• **Information given**:
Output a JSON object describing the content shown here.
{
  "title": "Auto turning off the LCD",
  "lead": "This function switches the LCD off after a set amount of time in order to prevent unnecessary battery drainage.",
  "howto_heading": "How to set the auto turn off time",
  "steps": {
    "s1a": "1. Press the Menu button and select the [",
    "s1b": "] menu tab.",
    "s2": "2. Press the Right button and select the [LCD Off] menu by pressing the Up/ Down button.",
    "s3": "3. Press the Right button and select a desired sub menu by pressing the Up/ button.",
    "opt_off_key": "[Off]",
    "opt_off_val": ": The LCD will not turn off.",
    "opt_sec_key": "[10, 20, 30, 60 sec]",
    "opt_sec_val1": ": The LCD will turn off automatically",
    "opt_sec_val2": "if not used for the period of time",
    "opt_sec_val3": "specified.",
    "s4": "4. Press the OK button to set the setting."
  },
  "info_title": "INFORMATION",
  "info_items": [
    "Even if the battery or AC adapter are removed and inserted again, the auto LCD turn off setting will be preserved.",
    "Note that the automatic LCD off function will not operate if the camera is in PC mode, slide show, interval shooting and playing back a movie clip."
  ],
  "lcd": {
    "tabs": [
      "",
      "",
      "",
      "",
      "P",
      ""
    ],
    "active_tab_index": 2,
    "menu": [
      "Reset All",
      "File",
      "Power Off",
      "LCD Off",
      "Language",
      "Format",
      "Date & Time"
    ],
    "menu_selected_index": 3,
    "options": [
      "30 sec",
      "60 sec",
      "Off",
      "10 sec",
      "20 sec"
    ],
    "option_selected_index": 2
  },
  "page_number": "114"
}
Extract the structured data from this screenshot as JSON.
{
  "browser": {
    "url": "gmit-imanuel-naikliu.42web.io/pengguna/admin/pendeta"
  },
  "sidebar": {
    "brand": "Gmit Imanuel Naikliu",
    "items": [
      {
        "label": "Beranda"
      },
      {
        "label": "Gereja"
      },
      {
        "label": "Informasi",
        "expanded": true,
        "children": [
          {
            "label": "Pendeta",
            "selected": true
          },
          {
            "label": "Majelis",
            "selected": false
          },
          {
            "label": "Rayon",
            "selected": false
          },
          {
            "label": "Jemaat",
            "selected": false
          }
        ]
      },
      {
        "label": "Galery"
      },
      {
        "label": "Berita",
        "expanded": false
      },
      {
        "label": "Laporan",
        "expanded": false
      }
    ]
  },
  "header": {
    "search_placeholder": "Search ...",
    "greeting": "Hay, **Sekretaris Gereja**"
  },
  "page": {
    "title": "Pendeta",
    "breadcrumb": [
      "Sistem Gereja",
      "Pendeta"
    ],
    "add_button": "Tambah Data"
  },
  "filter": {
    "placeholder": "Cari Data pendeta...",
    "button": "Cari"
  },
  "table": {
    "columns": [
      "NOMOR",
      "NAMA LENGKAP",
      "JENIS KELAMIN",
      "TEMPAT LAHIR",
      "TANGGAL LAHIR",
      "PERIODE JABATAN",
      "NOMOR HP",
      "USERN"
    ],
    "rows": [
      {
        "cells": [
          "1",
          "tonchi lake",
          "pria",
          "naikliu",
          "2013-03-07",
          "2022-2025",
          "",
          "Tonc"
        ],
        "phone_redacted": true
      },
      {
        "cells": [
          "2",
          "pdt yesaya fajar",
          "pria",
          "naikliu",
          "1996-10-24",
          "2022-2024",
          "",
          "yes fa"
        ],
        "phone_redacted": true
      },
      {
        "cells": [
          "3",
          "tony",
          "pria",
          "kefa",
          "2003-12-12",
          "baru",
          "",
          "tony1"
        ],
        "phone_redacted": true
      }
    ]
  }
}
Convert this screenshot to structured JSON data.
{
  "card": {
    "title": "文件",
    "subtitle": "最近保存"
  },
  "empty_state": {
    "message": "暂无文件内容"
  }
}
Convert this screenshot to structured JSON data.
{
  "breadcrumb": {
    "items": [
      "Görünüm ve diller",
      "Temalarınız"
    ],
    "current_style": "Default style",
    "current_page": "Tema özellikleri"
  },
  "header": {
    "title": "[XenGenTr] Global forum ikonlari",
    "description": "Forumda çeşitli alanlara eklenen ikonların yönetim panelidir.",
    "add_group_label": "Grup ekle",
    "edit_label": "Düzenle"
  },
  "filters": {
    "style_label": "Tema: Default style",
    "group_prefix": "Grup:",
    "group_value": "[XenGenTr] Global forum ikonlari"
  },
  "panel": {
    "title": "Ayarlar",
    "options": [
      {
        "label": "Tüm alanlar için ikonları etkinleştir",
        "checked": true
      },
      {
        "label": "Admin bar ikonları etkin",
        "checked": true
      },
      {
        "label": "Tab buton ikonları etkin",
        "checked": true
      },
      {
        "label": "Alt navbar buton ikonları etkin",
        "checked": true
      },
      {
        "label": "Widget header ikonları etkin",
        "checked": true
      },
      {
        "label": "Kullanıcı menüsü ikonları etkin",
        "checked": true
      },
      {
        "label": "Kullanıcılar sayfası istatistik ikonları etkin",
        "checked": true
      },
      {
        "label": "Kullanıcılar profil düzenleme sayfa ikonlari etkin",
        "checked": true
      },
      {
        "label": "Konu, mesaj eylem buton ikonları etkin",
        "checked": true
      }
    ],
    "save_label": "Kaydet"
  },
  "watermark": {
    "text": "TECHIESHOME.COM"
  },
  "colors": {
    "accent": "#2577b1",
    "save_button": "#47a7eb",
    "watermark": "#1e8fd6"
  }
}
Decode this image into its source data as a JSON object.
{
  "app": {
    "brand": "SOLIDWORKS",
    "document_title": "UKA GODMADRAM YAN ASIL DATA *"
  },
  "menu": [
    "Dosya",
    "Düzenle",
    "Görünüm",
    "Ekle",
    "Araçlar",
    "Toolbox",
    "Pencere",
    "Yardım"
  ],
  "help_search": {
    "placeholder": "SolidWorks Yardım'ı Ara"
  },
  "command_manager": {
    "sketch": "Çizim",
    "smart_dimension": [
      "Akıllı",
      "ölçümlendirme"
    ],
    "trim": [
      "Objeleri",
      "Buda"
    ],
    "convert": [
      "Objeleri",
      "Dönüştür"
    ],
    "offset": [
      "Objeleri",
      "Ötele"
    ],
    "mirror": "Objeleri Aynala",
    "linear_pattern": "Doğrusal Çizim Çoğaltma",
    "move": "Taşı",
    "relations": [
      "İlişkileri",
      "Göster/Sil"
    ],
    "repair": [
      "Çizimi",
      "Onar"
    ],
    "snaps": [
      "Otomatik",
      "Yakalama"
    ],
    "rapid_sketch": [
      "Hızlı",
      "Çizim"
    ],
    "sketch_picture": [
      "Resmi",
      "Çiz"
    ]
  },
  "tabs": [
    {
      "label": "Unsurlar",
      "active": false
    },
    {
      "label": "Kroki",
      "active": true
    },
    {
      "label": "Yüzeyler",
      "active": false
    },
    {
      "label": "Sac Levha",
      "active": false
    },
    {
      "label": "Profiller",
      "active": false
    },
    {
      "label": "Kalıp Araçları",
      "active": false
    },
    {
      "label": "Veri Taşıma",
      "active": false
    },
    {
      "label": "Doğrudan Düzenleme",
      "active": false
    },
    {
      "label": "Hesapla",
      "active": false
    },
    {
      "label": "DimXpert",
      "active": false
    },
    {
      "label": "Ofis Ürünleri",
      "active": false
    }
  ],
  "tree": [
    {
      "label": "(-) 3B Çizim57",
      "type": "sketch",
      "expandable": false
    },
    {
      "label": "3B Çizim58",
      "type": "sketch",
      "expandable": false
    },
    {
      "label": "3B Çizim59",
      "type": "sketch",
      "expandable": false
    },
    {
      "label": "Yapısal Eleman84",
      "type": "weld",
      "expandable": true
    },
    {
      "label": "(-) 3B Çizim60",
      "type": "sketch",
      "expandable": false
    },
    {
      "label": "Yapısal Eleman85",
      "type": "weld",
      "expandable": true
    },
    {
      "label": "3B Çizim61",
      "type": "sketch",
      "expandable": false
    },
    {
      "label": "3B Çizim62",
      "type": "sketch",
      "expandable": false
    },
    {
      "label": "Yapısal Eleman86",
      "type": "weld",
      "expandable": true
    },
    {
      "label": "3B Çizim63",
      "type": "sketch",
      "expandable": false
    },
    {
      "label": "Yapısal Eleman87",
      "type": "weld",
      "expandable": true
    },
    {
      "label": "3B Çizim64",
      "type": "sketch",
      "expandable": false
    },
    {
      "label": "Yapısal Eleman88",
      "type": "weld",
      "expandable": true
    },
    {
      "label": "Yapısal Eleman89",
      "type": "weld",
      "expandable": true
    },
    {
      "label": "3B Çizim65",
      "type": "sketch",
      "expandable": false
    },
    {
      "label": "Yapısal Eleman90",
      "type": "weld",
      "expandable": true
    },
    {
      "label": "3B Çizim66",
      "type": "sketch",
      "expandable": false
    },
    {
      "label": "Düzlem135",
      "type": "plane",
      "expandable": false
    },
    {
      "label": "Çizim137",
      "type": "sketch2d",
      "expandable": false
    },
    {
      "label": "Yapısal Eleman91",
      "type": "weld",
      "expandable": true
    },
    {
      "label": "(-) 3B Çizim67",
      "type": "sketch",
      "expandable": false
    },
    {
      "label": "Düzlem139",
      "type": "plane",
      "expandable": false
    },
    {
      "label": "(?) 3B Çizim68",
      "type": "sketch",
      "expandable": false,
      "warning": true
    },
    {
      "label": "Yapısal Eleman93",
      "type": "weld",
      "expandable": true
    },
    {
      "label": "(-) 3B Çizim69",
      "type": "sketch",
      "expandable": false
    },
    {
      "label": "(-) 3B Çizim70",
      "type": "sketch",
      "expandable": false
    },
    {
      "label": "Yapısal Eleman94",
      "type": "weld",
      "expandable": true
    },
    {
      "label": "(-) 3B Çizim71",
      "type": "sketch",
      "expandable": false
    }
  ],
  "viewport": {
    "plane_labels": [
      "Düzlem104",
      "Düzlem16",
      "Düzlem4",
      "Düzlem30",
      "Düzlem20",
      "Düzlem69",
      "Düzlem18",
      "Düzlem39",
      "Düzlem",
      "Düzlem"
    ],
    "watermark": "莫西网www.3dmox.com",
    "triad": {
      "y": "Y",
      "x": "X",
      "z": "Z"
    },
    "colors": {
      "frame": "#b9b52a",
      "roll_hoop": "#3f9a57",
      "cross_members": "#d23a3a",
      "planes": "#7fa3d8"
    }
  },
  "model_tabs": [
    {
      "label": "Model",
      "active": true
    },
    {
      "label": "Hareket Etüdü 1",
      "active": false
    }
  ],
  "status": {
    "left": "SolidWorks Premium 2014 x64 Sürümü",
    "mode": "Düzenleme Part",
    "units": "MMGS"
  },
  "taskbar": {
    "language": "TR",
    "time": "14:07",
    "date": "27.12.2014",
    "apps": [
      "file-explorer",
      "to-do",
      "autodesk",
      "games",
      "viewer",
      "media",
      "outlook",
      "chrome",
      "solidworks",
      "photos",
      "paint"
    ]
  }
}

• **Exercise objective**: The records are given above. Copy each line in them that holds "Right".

• **Answer area**:
    "s2": "2. Press the Right button and select the [LCD Off] menu by pressing the Up/ Down button.",
    "s3": "3. Press the Right button and select a desired sub menu by pressing the Up/ button.",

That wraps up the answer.